Why “Safe Harbors” Can Be Risky Business
Written by Jason Hiley
Written by Andrew Hunt
Tax season is in full swing, and we wanted to give an overview of what to expect when it comes to investment taxes. Taxes are ever-changing and can have a significant impact on your net returns. Detailed tax rules for dividends are on the IRS website. We always encourage you to consult a tax advisor for the most comprehensive and up-to-date tax information, but here is an overview of investment tax basics.
Let’s assume you buy some stock for a low price and after a certain period of time, the value of that stock has increased substantially. You decide you want to sell your stock and capitalize on the rise in value. The profit you make when you sell your stock is equal to your capital gain on the sale.
The IRS taxes capital gains at the federal level and some states also tax capital gains at the state level. The tax rate you pay on your capital gains depends in part on how long you hold the asset before selling.
There are short-term capital gains and long-term capital gains and each is taxed at different rates. Short-term capital gains are gains you make from selling assets that you hold for one year or less. They’re taxed like regular income. That means you pay the same tax rates you pay on federal income tax. Long-term capital gains are gains on assets you hold for more than one year. They’re taxed at lower rates than short-term capital gains.
Most interest income is taxable as ordinary income on your federal tax return and is, therefore, subject to ordinary income tax rates. Generally speaking, most interest is considered taxable at the time you receive it or can withdraw it.
One exception is interest on bonds issued by U.S. states and municipalities, most of which are exempt from federal income tax. Investors may get a break from state income taxes on interest as well. U.S. Treasury securities, for example, are exempt from state income taxes, while most states do not tax interest on municipal bonds issued by in-state entities.
Investors can minimize their capital gains tax liability by harvesting tax losses. If one or more stocks in a portfolio drop below an investor’s cost basis, the investor can sell and realize a capital loss for tax purposes. Investors may offset capital gains against capital losses acquired either in the same tax year or carried forward from previous years. Individuals may also deduct up to $3,000 of net capital losses against other taxable income each year. Any losses in excess of the allowance can be used to offset gains in future years.

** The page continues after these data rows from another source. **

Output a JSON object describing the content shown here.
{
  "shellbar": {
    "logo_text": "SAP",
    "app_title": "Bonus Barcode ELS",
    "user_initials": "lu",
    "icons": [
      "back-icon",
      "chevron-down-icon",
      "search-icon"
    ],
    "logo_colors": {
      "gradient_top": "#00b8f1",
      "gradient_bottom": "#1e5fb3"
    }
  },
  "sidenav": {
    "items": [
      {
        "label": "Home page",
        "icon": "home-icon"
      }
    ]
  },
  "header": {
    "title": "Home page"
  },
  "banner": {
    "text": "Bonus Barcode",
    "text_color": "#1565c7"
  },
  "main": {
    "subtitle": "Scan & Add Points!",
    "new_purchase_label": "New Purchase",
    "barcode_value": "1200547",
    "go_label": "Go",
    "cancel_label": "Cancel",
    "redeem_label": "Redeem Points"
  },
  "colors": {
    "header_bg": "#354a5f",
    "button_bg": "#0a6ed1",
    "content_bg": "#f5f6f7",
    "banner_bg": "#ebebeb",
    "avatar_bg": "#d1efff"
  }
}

But there’s a catch. The IRS treats the sale and repurchase of a “substantially identical” security within 30 days as a “wash sale,” for which the capital loss is not allowed in the current tax year. The loss increases the tax basis of the new position instead, deferring the tax consequence until the stock is sold in a transaction that isn’t a wash sale.
Companies pay dividends out of after-tax profits. That’s why shareholders get a break, a preferential maximum tax rate of 20% on “qualified dividends” if the company is domiciled in the U.S. or in a country that has a double-taxation treaty with the U.S. acceptable to the IRS.
Non-qualified dividends paid by other foreign companies or entities that receive non-qualified income are taxed at regular income tax rates, which are typically higher.
People get excited and eager to learn about investing and investment strategies, but don’t have quite the same interest when it comes to understanding investment taxes. For this reason alone, we encourage you to work with a trusted tax advisor and wealth management advisor. Part of a successful financial plan is astute tax management. When you work with us, we can refer you to experienced tax advisors that can round out your financial strategy and ensure you are getting the most out of your investments. Set up an introductory meeting with us to see how we can help you on your investment journey.